Audience, Impact and Effectiveness
The Spring Home Garden Show was attended by more than 23,000 garden enthusiasts as well as design and construction professionals over the three day event. In addition, the landscape architect was interviewed on three morning television news programs and in each case explained the design ideas behind the exhibit and made a point to describe the role and skills of landscape architects at the beginning of each interview. The project was recognized as the "Most Educational" exhibit at the garden show and received an Honor Award from ASLA San Diego Chapter in December 2009.

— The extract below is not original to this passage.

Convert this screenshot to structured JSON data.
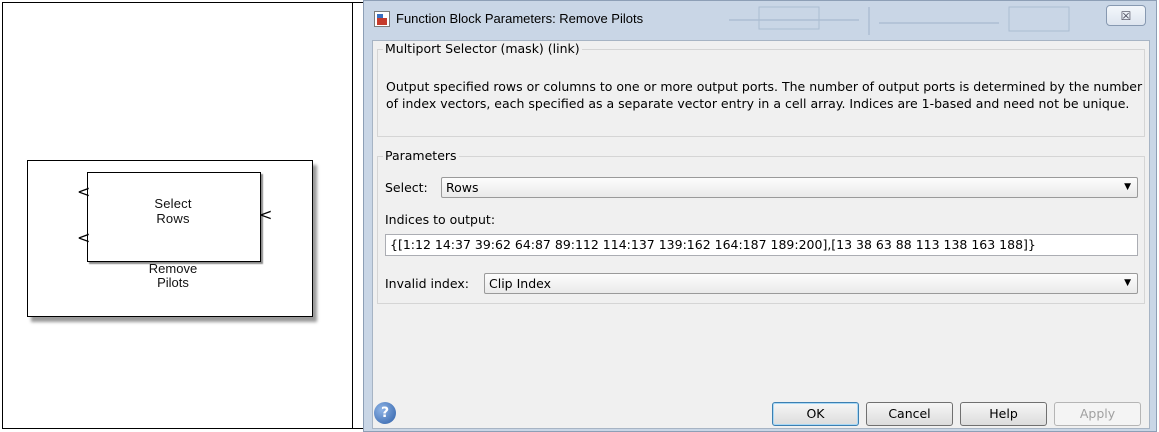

The garden show organizers provided a small stipend to cover materials and also provided some setup labor. Predominantly, the project was a pro bono effort by the landscape architect to provide education to the public and to allow the staff landscape architects to express themselves artistically. The lanterns were built by staff over several weekends and they were present during the three-day event to answer questions. During the three days before the opening of the exhibit, staff spent long hours of hard labor assembling the exhibit until late at night. Two local nurseries loaned approximately 250 plants for the exhibit. Decomposed granite was donated by a local supplier and etching of flagstone pavers for part of the educational component was donated by a local company. All of the lanterns, stone, wood, and planters are being stored for reuse by the landscape architect. They are discussing future temporary exhibit opportunities with the San Diego County Water Authority (wholesale water purveyor), as well as others, in order to continue the education and outreach of this important message.
Schmidt Design Group, Inc.
Glen Schmidt, FASLA, Principal in Charge,
Las Pilitas Nursery
Miramar Wholesale Nurseries
Decorative Stone Solutions, Inc.,
La Jolla Stone Etching
Tara Tarrant Company
Schmidt Design Group, Inc.
San Diego County Water Authority